- TASK TO CARRY OUT -
Retype each of the entries below exactly as written.

[Dataset rows describing interfaces]
....................
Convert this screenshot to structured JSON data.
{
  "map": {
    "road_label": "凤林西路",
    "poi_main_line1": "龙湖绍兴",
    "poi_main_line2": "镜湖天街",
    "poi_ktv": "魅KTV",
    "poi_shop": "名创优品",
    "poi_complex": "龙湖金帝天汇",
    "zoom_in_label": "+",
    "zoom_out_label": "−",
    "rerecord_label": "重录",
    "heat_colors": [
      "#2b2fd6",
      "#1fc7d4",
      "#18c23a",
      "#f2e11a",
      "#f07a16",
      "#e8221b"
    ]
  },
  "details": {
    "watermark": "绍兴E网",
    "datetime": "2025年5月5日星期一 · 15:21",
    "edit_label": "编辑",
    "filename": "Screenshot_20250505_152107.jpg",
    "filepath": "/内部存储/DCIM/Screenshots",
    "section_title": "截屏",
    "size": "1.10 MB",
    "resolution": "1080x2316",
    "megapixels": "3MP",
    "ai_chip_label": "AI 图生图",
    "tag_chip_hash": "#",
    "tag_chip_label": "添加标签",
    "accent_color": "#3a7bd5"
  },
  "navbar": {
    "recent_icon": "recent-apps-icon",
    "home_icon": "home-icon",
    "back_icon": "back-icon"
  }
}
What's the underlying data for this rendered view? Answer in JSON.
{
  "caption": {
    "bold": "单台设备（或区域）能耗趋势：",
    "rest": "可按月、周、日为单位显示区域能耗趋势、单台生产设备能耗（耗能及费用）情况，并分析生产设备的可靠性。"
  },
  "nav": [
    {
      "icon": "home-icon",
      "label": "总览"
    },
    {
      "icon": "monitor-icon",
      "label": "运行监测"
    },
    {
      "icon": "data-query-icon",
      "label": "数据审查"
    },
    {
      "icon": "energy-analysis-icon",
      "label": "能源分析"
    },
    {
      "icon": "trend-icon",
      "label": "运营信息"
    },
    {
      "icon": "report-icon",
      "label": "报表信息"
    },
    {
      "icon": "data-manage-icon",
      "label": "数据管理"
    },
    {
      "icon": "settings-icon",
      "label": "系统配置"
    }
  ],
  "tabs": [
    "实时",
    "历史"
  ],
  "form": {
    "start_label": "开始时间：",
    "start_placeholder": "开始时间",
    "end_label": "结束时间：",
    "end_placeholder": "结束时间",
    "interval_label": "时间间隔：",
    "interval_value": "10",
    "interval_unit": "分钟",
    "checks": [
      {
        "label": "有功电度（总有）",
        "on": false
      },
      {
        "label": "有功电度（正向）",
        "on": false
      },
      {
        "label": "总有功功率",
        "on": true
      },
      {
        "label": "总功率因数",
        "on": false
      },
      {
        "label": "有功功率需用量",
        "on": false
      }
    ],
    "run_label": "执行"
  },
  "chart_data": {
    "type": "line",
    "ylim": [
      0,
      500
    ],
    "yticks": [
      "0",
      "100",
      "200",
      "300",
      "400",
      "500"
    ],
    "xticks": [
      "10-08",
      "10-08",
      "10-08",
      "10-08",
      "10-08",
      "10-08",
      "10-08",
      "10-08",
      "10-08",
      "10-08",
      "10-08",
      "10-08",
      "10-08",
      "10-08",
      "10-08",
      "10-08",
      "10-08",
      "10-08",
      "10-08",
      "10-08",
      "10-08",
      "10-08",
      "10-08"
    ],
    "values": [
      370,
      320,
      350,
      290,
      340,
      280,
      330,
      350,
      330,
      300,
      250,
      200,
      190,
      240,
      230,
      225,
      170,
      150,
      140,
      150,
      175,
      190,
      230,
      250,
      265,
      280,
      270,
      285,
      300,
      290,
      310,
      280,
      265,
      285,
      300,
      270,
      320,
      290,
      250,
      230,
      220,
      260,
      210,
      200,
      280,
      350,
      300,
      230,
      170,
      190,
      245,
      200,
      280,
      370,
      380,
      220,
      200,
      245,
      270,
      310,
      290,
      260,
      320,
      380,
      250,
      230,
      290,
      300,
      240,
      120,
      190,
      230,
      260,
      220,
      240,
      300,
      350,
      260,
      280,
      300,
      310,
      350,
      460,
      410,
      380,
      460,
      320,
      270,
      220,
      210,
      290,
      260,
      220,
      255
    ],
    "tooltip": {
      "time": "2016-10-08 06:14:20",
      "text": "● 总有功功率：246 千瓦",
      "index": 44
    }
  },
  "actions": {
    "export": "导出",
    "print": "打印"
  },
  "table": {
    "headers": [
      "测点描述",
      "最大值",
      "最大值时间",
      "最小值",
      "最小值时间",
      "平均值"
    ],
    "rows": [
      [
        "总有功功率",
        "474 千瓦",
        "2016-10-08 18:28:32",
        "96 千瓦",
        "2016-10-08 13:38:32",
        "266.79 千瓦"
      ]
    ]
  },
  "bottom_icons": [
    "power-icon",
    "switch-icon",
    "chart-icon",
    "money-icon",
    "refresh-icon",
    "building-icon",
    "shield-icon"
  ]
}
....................
- EXERCISE SOLUTION -
Convert this screenshot to structured JSON data.
{
  "map": {
    "road_label": "凤林西路",
    "poi_main_line1": "龙湖绍兴",
    "poi_main_line2": "镜湖天街",
    "poi_ktv": "魅KTV",
    "poi_shop": "名创优品",
    "poi_complex": "龙湖金帝天汇",
    "zoom_in_label": "+",
    "zoom_out_label": "−",
    "rerecord_label": "重录",
    "heat_colors": [
      "#2b2fd6",
      "#1fc7d4",
      "#18c23a",
      "#f2e11a",
      "#f07a16",
      "#e8221b"
    ]
  },
  "details": {
    "watermark": "绍兴E网",
    "datetime": "2025年5月5日星期一 · 15:21",
    "edit_label": "编辑",
    "filename": "Screenshot_20250505_152107.jpg",
    "filepath": "/内部存储/DCIM/Screenshots",
    "section_title": "截屏",
    "size": "1.10 MB",
    "resolution": "1080x2316",
    "megapixels": "3MP",
    "ai_chip_label": "AI 图生图",
    "tag_chip_hash": "#",
    "tag_chip_label": "添加标签",
    "accent_color": "#3a7bd5"
  },
  "navbar": {
    "recent_icon": "recent-apps-icon",
    "home_icon": "home-icon",
    "back_icon": "back-icon"
  }
}
What's the underlying data for this rendered view? Answer in JSON.
{
  "caption": {
    "bold": "单台设备（或区域）能耗趋势：",
    "rest": "可按月、周、日为单位显示区域能耗趋势、单台生产设备能耗（耗能及费用）情况，并分析生产设备的可靠性。"
  },
  "nav": [
    {
      "icon": "home-icon",
      "label": "总览"
    },
    {
      "icon": "monitor-icon",
      "label": "运行监测"
    },
    {
      "icon": "data-query-icon",
      "label": "数据审查"
    },
    {
      "icon": "energy-analysis-icon",
      "label": "能源分析"
    },
    {
      "icon": "trend-icon",
      "label": "运营信息"
    },
    {
      "icon": "report-icon",
      "label": "报表信息"
    },
    {
      "icon": "data-manage-icon",
      "label": "数据管理"
    },
    {
      "icon": "settings-icon",
      "label": "系统配置"
    }
  ],
  "tabs": [
    "实时",
    "历史"
  ],
  "form": {
    "start_label": "开始时间：",
    "start_placeholder": "开始时间",
    "end_label": "结束时间：",
    "end_placeholder": "结束时间",
    "interval_label": "时间间隔：",
    "interval_value": "10",
    "interval_unit": "分钟",
    "checks": [
      {
        "label": "有功电度（总有）",
        "on": false
      },
      {
        "label": "有功电度（正向）",
        "on": false
      },
      {
        "label": "总有功功率",
        "on": true
      },
      {
        "label": "总功率因数",
        "on": false
      },
      {
        "label": "有功功率需用量",
        "on": false
      }
    ],
    "run_label": "执行"
  },
  "chart_data": {
    "type": "line",
    "ylim": [
      0,
      500
    ],
    "yticks": [
      "0",
      "100",
      "200",
      "300",
      "400",
      "500"
    ],
    "xticks": [
      "10-08",
      "10-08",
      "10-08",
      "10-08",
      "10-08",
      "10-08",
      "10-08",
      "10-08",
      "10-08",
      "10-08",
      "10-08",
      "10-08",
      "10-08",
      "10-08",
      "10-08",
      "10-08",
      "10-08",
      "10-08",
      "10-08",
      "10-08",
      "10-08",
      "10-08",
      "10-08"
    ],
    "values": [
      370,
      320,
      350,
      290,
      340,
      280,
      330,
      350,
      330,
      300,
      250,
      200,
      190,
      240,
      230,
      225,
      170,
      150,
      140,
      150,
      175,
      190,
      230,
      250,
      265,
      280,
      270,
      285,
      300,
      290,
      310,
      280,
      265,
      285,
      300,
      270,
      320,
      290,
      250,
      230,
      220,
      260,
      210,
      200,
      280,
      350,
      300,
      230,
      170,
      190,
      245,
      200,
      280,
      370,
      380,
      220,
      200,
      245,
      270,
      310,
      290,
      260,
      320,
      380,
      250,
      230,
      290,
      300,
      240,
      120,
      190,
      230,
      260,
      220,
      240,
      300,
      350,
      260,
      280,
      300,
      310,
      350,
      460,
      410,
      380,
      460,
      320,
      270,
      220,
      210,
      290,
      260,
      220,
      255
    ],
    "tooltip": {
      "time": "2016-10-08 06:14:20",
      "text": "● 总有功功率：246 千瓦",
      "index": 44
    }
  },
  "actions": {
    "export": "导出",
    "print": "打印"
  },
  "table": {
    "headers": [
      "测点描述",
      "最大值",
      "最大值时间",
      "最小值",
      "最小值时间",
      "平均值"
    ],
    "rows": [
      [
        "总有功功率",
        "474 千瓦",
        "2016-10-08 18:28:32",
        "96 千瓦",
        "2016-10-08 13:38:32",
        "266.79 千瓦"
      ]
    ]
  },
  "bottom_icons": [
    "power-icon",
    "switch-icon",
    "chart-icon",
    "money-icon",
    "refresh-icon",
    "building-icon",
    "shield-icon"
  ]
}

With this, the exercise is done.